Some babies experience eczema flares due to specific environmental triggers, such as dry weather, a new skin care product, and some food items. Identifying and avoiding these triggers can help.
Use a mild soap for eczema and avoid scrubbing the skin. Some caregivers find that less frequent bathing also helps. Put eczema cream on the affected patches after each bath.
Many infants outgrow eczema by 4 years old.
A number of over-the-counter (OTC) skin creams can make eczema less itchy. Corticosteroid creams, which use a mild steroid to speed healing, can also help. Though these are available over-the-counter, it is safer to talk to a doctor before using them on a baby.
Milia are small, firm, white bumps on the skin. They are very common, affecting nearly half of newborns. They may be present at birth, or they may develop shortly after.
Milia are harmless and will disappear without treatment. They form when skin flakes or keratin get trapped under the skin.
Transient neonatal pustular melanosis
Transient neonatal pustular melanosis is a common skin condition in newborns. It appears as small pus-filled spots. It is harmless and will go away by itself.
This skin condition is more common in newborns with black skin. The spots usually disappear within 5 days of birth, but they may leave dark marks on the skin for several months.
The spots usually appear on the following body parts:
- upper chest
- small of the back
Is it an allergic reaction?
Allergic reactions can cause raised, swollen bumps, or hives, to appear on the skin.People do not tend to confuse hives with acne. This is because hives is very uncommon under 6 weeks old, does not look like acne, and is usually not confined to the face, neck, and upper chest back as baby acne is.
Babies’ skin is thinner than adults’ skin and has fewer oil glands. This makes their skin more vulnerable to injury and irritation.
Adult acne remedies can irritate babies’ sensitive skin. Caregivers should avoid using OTC remedies unless a dermatologist or pediatrician suggests otherwise.
To treat baby acne at home, keep the skin clean but do not overmoisturize it. A gentle cleanser for sensitive skin can help. Avoid touching or picking at acne, which can make it worse and cause infections.
For most young babies, the fewer things that touch their skin, the better. However, if the baby has dry skin and a face moisturizer may work, it is best to use one that manufacturers have specifically designed for use on baby skin.
Though there is no clinical evidence supporting this claim, some caregivers claim that a breast milk remedy can work. Breast milk is rich in antibodies, and some believe that applying it to a baby’s acne can help clear it up more quickly.
Baby acne typically goes away on its own within a few weeks. If it does not go away, or if it gets worse, a person may wish to consider seeing a doctor.
Exposure to certain maternal hormones usually causes baby acne, which means that there is nothing specific that a caregiver can do to prevent it.
However, a few strategies can prevent acne from getting worse and reduce the risk of developing acne between 3 and 6 months:

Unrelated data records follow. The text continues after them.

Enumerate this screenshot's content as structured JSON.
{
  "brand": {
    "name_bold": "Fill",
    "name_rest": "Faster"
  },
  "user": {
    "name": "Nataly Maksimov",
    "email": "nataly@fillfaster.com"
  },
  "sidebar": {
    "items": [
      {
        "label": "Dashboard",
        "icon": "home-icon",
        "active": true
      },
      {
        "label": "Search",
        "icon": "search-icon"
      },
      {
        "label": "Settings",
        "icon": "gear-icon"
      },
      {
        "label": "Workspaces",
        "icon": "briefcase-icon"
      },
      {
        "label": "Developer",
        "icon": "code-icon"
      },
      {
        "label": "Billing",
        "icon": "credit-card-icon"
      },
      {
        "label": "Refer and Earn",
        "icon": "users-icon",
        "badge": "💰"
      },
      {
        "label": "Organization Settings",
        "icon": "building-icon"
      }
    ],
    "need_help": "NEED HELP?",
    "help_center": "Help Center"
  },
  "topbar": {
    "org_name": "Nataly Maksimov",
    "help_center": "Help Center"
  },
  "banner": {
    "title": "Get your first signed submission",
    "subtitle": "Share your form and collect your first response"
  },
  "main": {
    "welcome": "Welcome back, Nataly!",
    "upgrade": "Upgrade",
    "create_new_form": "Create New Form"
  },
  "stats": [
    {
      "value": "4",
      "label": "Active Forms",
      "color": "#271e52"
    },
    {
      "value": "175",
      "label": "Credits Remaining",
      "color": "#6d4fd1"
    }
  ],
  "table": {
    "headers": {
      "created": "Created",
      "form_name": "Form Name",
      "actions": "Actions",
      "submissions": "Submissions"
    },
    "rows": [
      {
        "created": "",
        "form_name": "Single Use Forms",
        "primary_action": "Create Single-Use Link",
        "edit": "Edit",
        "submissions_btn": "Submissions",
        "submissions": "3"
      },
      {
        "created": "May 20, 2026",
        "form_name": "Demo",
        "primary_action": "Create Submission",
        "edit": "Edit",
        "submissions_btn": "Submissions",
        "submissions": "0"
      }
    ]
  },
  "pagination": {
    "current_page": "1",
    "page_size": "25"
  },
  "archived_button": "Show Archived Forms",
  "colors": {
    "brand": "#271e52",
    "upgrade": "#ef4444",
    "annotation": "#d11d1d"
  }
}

- Avoid using oily skin care products.
- Monitor how various skin care products affect a baby’s skin. It is important to note that some babies are very sensitive to fragrances.
It can be difficult to tell baby acne from other types of rash, such as contact dermatitis, eczema, and erythema toxicum.
When other symptoms accompany the acne or another skin condition, talk to a doctor. Sometimes, a change to the condition of the skin can warn of a more serious problem, such as an infection or a problem with a baby’s hormonal system.
For most babies, acne is only temporary and will go away on its own. Caregivers who are unsure or who are concerned that their baby’s acne is very severe should see a doctor.